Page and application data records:
%%
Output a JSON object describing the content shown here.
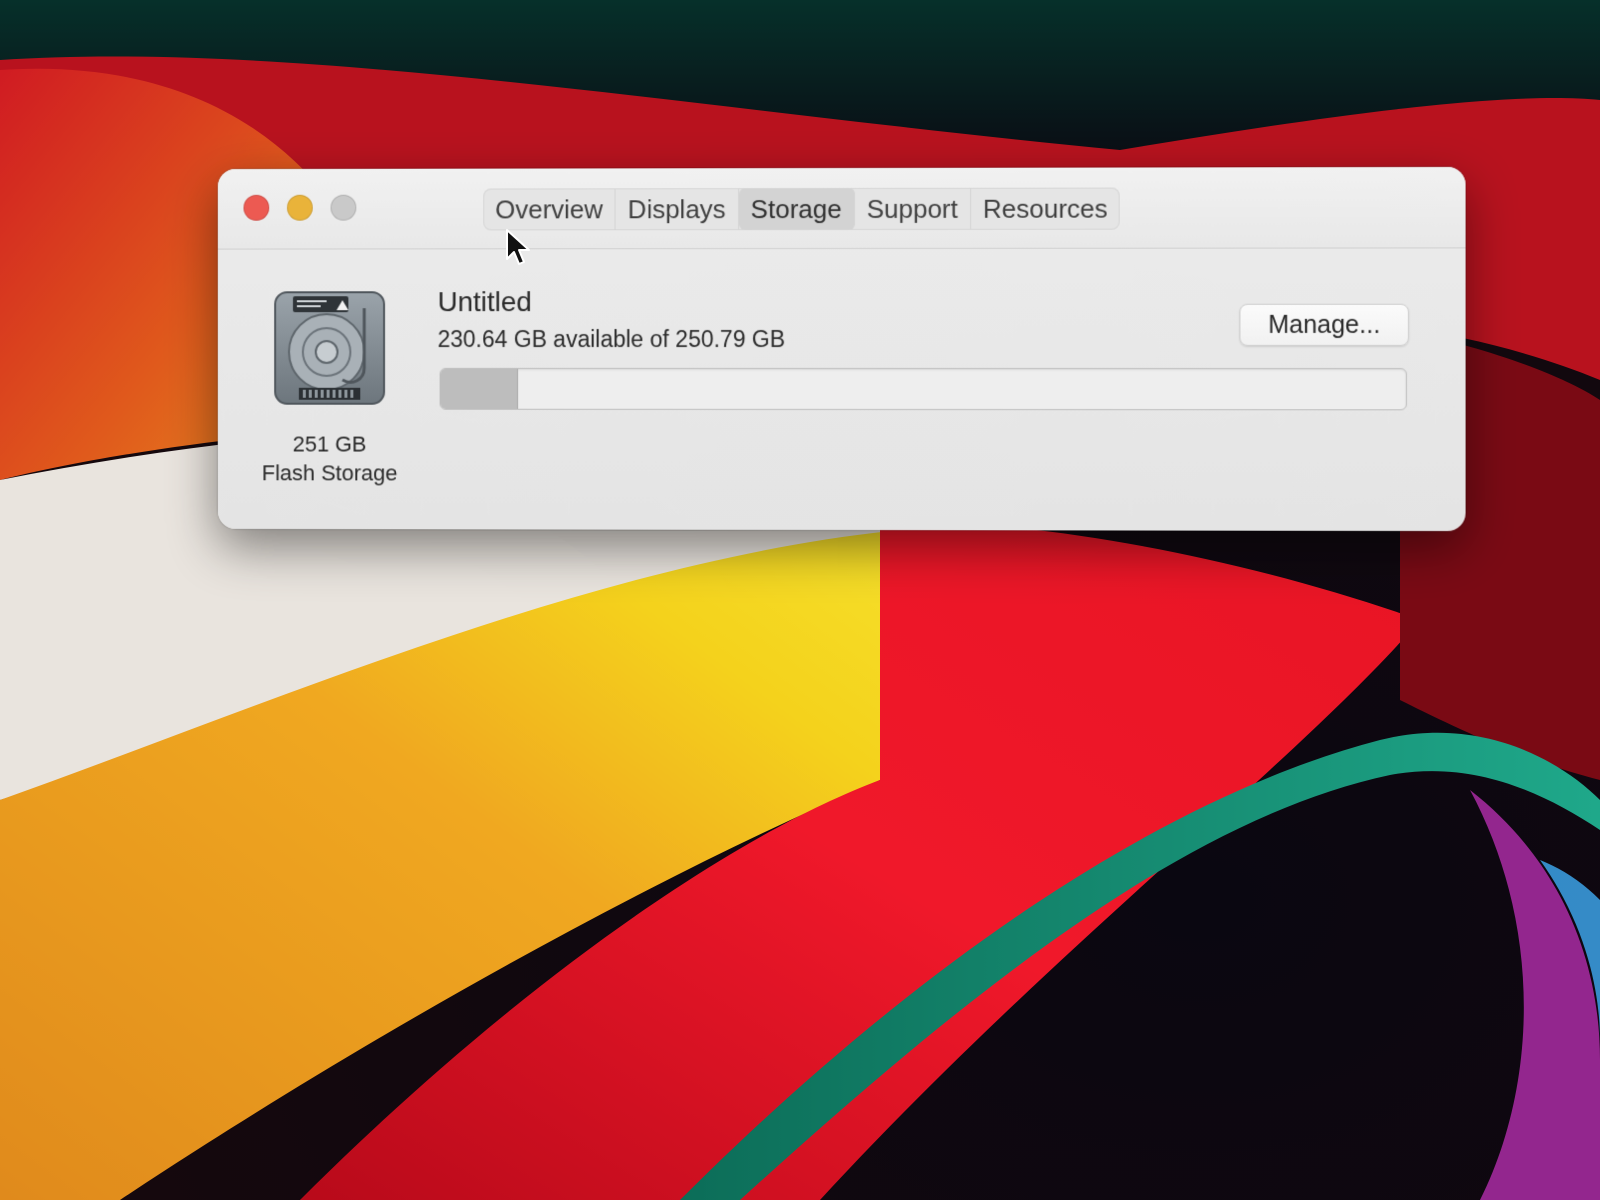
{
  "window": {
    "tabs": [
      {
        "label": "Overview",
        "active": false
      },
      {
        "label": "Displays",
        "active": false
      },
      {
        "label": "Storage",
        "active": true
      },
      {
        "label": "Support",
        "active": false
      },
      {
        "label": "Resources",
        "active": false
      }
    ]
  },
  "storage": {
    "drive_icon": "hard-drive-icon",
    "capacity_label": "251 GB",
    "type_label": "Flash Storage",
    "volume_name": "Untitled",
    "available_text": "230.64 GB available of 250.79 GB",
    "manage_label": "Manage...",
    "used_fraction": 0.08
  },
  "colors": {
    "close": "#ec5a52",
    "minimize": "#e9b33a",
    "maximize_disabled": "#c9c9c9"
  }
}
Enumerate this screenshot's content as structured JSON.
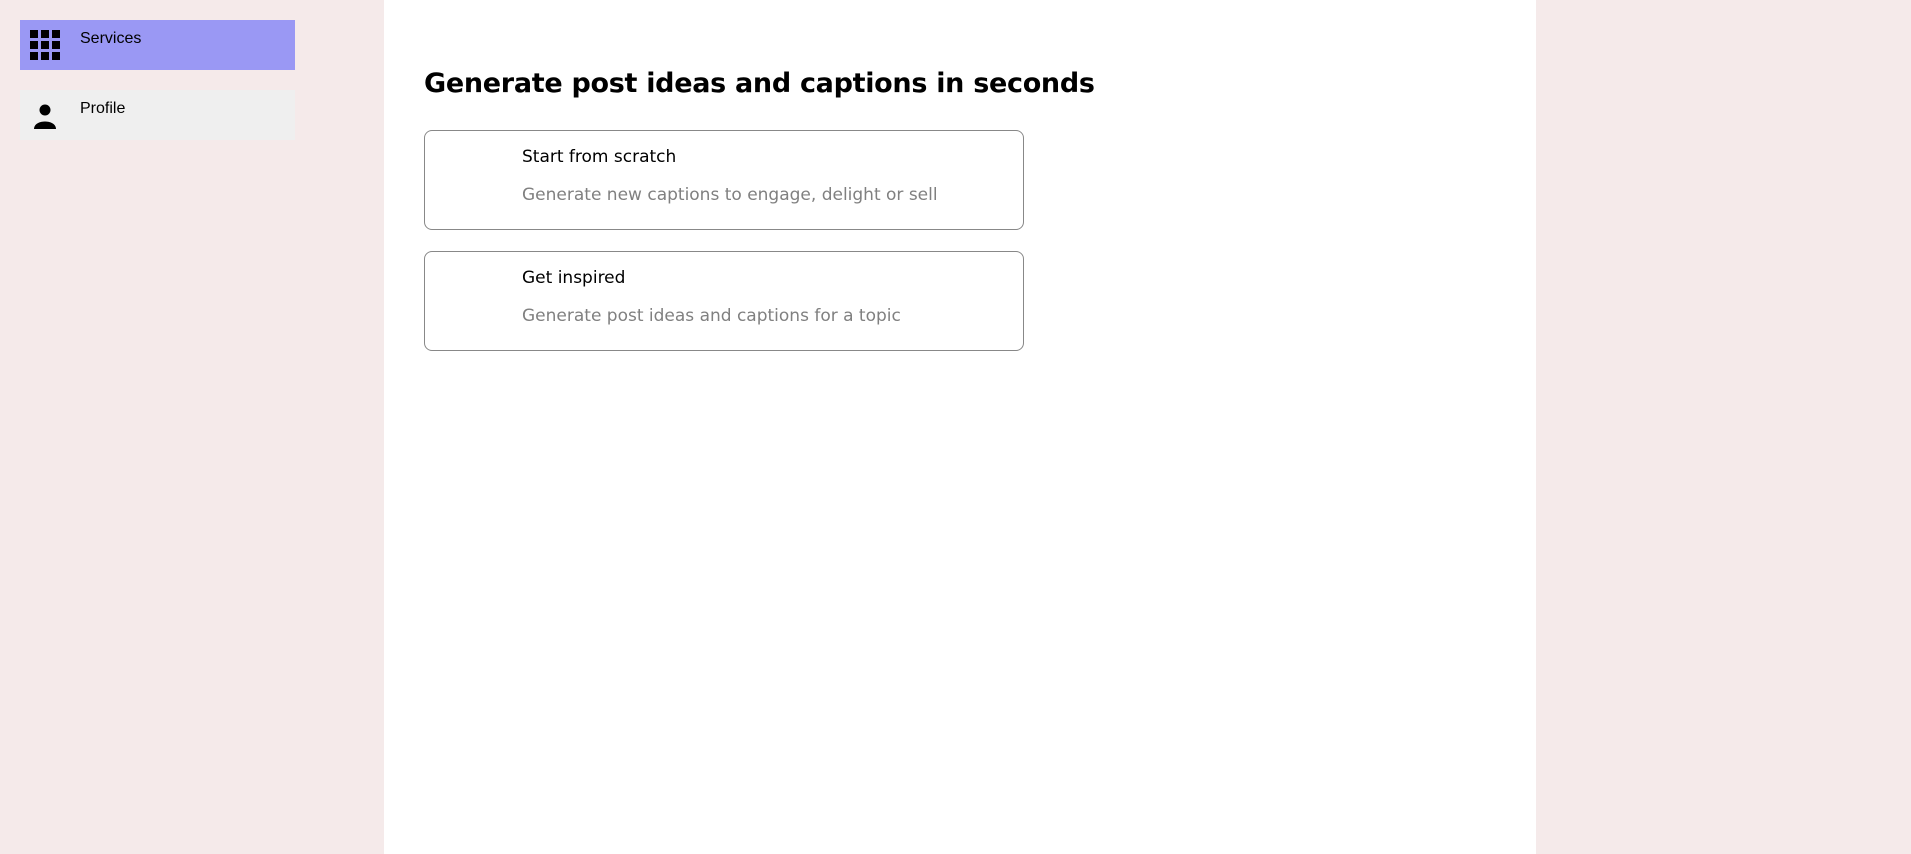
{
  "sidebar": {
    "items": [
      {
        "label": "Services",
        "icon": "grid-icon",
        "active": true
      },
      {
        "label": "Profile",
        "icon": "user-icon",
        "active": false
      }
    ]
  },
  "main": {
    "title": "Generate post ideas and captions in seconds",
    "cards": [
      {
        "title": "Start from scratch",
        "description": "Generate new captions to engage, delight or sell"
      },
      {
        "title": "Get inspired",
        "description": "Generate post ideas and captions for a topic"
      }
    ]
  },
  "colors": {
    "active_nav": "#9a98f4",
    "background": "#f5eaea"
  }
}
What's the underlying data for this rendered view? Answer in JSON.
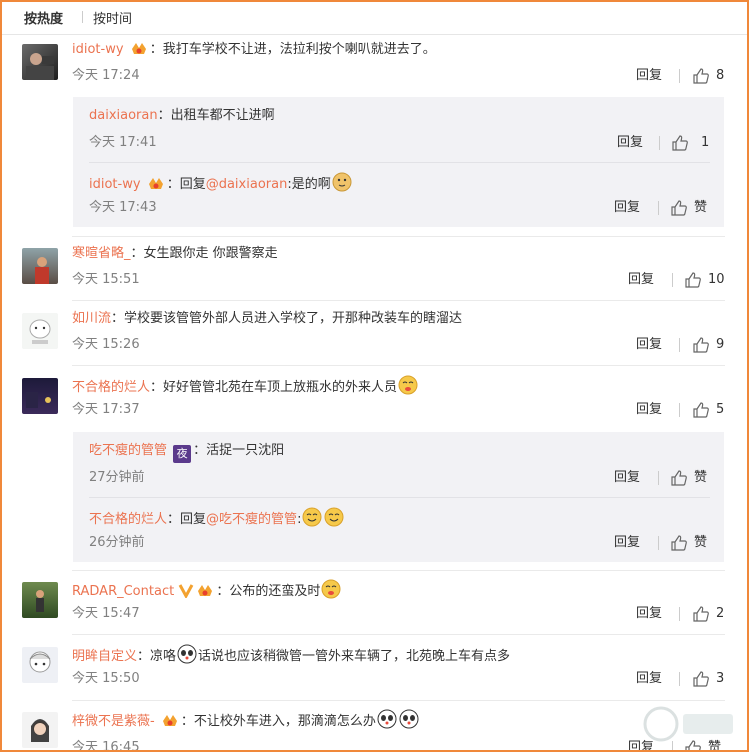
{
  "tabs": {
    "hot": "按热度",
    "time": "按时间"
  },
  "actions": {
    "reply": "回复",
    "like": "赞"
  },
  "colors": {
    "username": "#eb7350",
    "frame": "#f0883a",
    "subbox": "#f2f2f5"
  },
  "comments": [
    {
      "user": "idiot-wy",
      "sep": "：",
      "text": "我打车学校不让进，法拉利按个喇叭就进去了。",
      "time": "今天 17:24",
      "likes": "8",
      "replies": [
        {
          "user": "daixiaoran",
          "sep": "：",
          "text": "出租车都不让进啊",
          "time": "今天 17:41",
          "likes": "1"
        },
        {
          "user": "idiot-wy",
          "sep": "：",
          "prefix": "回复",
          "mention": "@daixiaoran",
          "text": ":是的啊",
          "time": "今天 17:43"
        }
      ]
    },
    {
      "user": "寒暄省略_",
      "sep": "：",
      "text": "女生跟你走 你跟警察走",
      "time": "今天 15:51",
      "likes": "10"
    },
    {
      "user": "如川流",
      "sep": "：",
      "text": "学校要该管管外部人员进入学校了，开那种改装车的瞎溜达",
      "time": "今天 15:26",
      "likes": "9"
    },
    {
      "user": "不合格的烂人",
      "sep": "：",
      "text": "好好管管北苑在车顶上放瓶水的外来人员",
      "time": "今天 17:37",
      "likes": "5",
      "replies": [
        {
          "user": "吃不瘦的管管",
          "sep": "：",
          "text": "活捉一只沈阳",
          "time": "27分钟前"
        },
        {
          "user": "不合格的烂人",
          "sep": "：",
          "prefix": "回复",
          "mention": "@吃不瘦的管管",
          "text": ":",
          "time": "26分钟前"
        }
      ]
    },
    {
      "user": "RADAR_Contact",
      "sep": "：",
      "text": "公布的还蛮及时",
      "time": "今天 15:47",
      "likes": "2"
    },
    {
      "user": "明眸自定义",
      "sep": "：",
      "text": "凉咯",
      "text2": "话说也应该稍微管一管外来车辆了，北苑晚上车有点多",
      "time": "今天 15:50",
      "likes": "3"
    },
    {
      "user": "梓微不是紫薇-",
      "sep": "：",
      "text": "不让校外车进入，那滴滴怎么办",
      "time": "今天 16:45"
    }
  ]
}
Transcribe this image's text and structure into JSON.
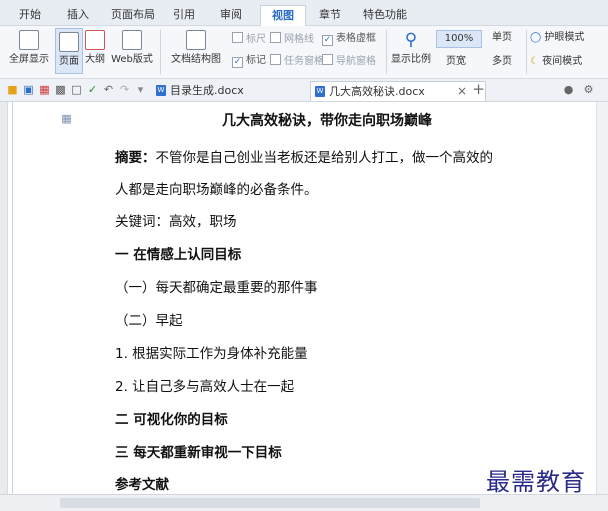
{
  "menu": {
    "tabs": [
      "开始",
      "插入",
      "页面布局",
      "引用",
      "审阅",
      "视图",
      "章节",
      "特色功能"
    ],
    "active_tab": "视图"
  },
  "ribbon": {
    "fullscreen": "全屏显示",
    "page_view": "页面",
    "outline": "大纲",
    "web_view": "Web版式",
    "doc_structure": "文档结构图",
    "ruler": "标尺",
    "gridlines": "网格线",
    "table_gridlines": "表格虚框",
    "marks": "标记",
    "task_pane": "任务窗格",
    "nav_pane": "导航窗格",
    "zoom": "显示比例",
    "zoom_value": "100%",
    "page_width": "页宽",
    "single_page": "单页",
    "multi_page": "多页",
    "eye_mode": "护眼模式",
    "night_mode": "夜间模式"
  },
  "tabs": {
    "doc1": "目录生成.docx",
    "doc2": "几大高效秘诀.docx",
    "doc_icon": "W"
  },
  "document": {
    "title": "几大高效秘诀，带你走向职场巅峰",
    "abstract_label": "摘要：",
    "abstract_line1": "不管你是自己创业当老板还是给别人打工，做一个高效的",
    "abstract_line2": "人都是走向职场巅峰的必备条件。",
    "keywords": "关键词：高效，职场",
    "h1": "一  在情感上认同目标",
    "h1_1": "（一）每天都确定最重要的那件事",
    "h1_2": "（二）早起",
    "p1": "1. 根据实际工作为身体补充能量",
    "p2": "2. 让自己多与高效人士在一起",
    "h2": "二  可视化你的目标",
    "h3": "三  每天都重新审视一下目标",
    "refs": "参考文献"
  },
  "watermark": "最需教育"
}
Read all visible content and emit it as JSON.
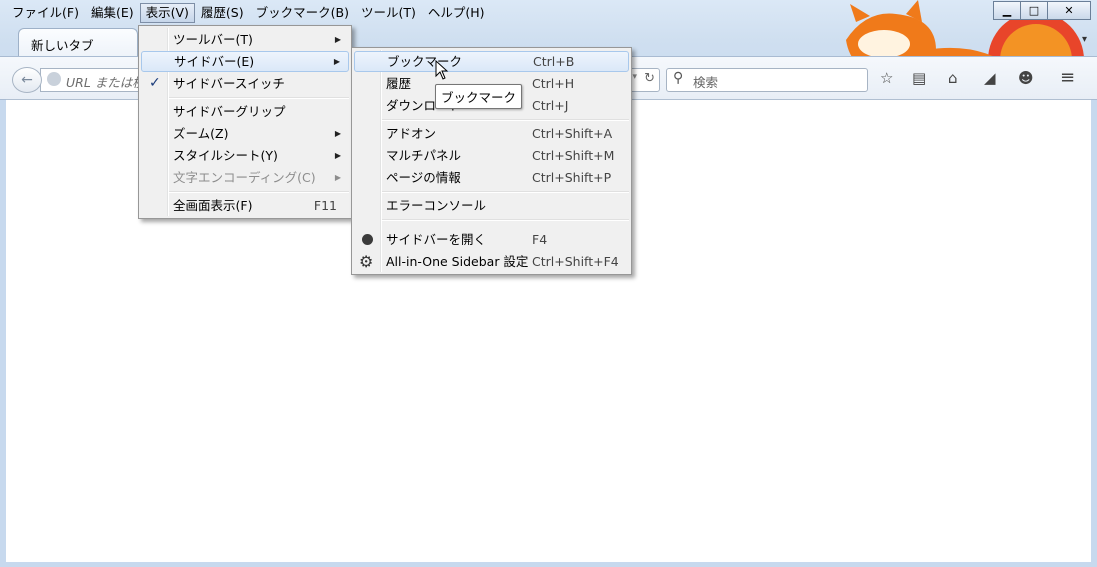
{
  "menubar": {
    "items": [
      {
        "label": "ファイル(F)"
      },
      {
        "label": "編集(E)"
      },
      {
        "label": "表示(V)"
      },
      {
        "label": "履歴(S)"
      },
      {
        "label": "ブックマーク(B)"
      },
      {
        "label": "ツール(T)"
      },
      {
        "label": "ヘルプ(H)"
      }
    ]
  },
  "window_controls": {
    "minimize": "▁",
    "maximize": "□",
    "close": "✕"
  },
  "tab": {
    "title": "新しいタブ",
    "dropdown": "▾"
  },
  "toolbar": {
    "back": "←",
    "url_placeholder": "URL または検",
    "reload": "↻",
    "url_dropdown": "▾",
    "search_placeholder": "検索",
    "search_icon": "magnifier-icon",
    "icons": [
      "star-icon",
      "reading-list-icon",
      "home-icon",
      "send-icon",
      "smiley-icon",
      "hamburger-menu-icon"
    ]
  },
  "view_menu": {
    "items": [
      {
        "label": "ツールバー(T)",
        "submenu": true
      },
      {
        "label": "サイドバー(E)",
        "submenu": true,
        "highlighted": true
      },
      {
        "label": "サイドバースイッチ",
        "checked": true
      },
      {
        "label": "サイドバーグリップ"
      },
      {
        "label": "ズーム(Z)",
        "submenu": true
      },
      {
        "label": "スタイルシート(Y)",
        "submenu": true
      },
      {
        "label": "文字エンコーディング(C)",
        "submenu": true,
        "disabled": true
      },
      {
        "label": "全画面表示(F)",
        "shortcut": "F11"
      }
    ]
  },
  "sidebar_submenu": {
    "items": [
      {
        "label": "ブックマーク",
        "shortcut": "Ctrl+B",
        "highlighted": true
      },
      {
        "label": "履歴",
        "shortcut": "Ctrl+H"
      },
      {
        "label": "ダウンロード",
        "shortcut": "Ctrl+J"
      },
      {
        "label": "アドオン",
        "shortcut": "Ctrl+Shift+A"
      },
      {
        "label": "マルチパネル",
        "shortcut": "Ctrl+Shift+M"
      },
      {
        "label": "ページの情報",
        "shortcut": "Ctrl+Shift+P"
      },
      {
        "label": "エラーコンソール",
        "shortcut": ""
      },
      {
        "label": "サイドバーを開く",
        "shortcut": "F4",
        "icon": "radio-dot-icon"
      },
      {
        "label": "All-in-One Sidebar 設定",
        "shortcut": "Ctrl+Shift+F4",
        "icon": "gear-icon"
      }
    ]
  },
  "tooltip": {
    "text": "ブックマーク"
  }
}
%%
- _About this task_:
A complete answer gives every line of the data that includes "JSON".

- _Answer for the task_:
Output a JSON object describing the content shown here.
Enumerate this screenshot's content as structured JSON.
What's the underlying data for this rendered view? Answer in JSON.
Transcribe this image's text and structure into JSON.
Read all visible content and emit it as JSON.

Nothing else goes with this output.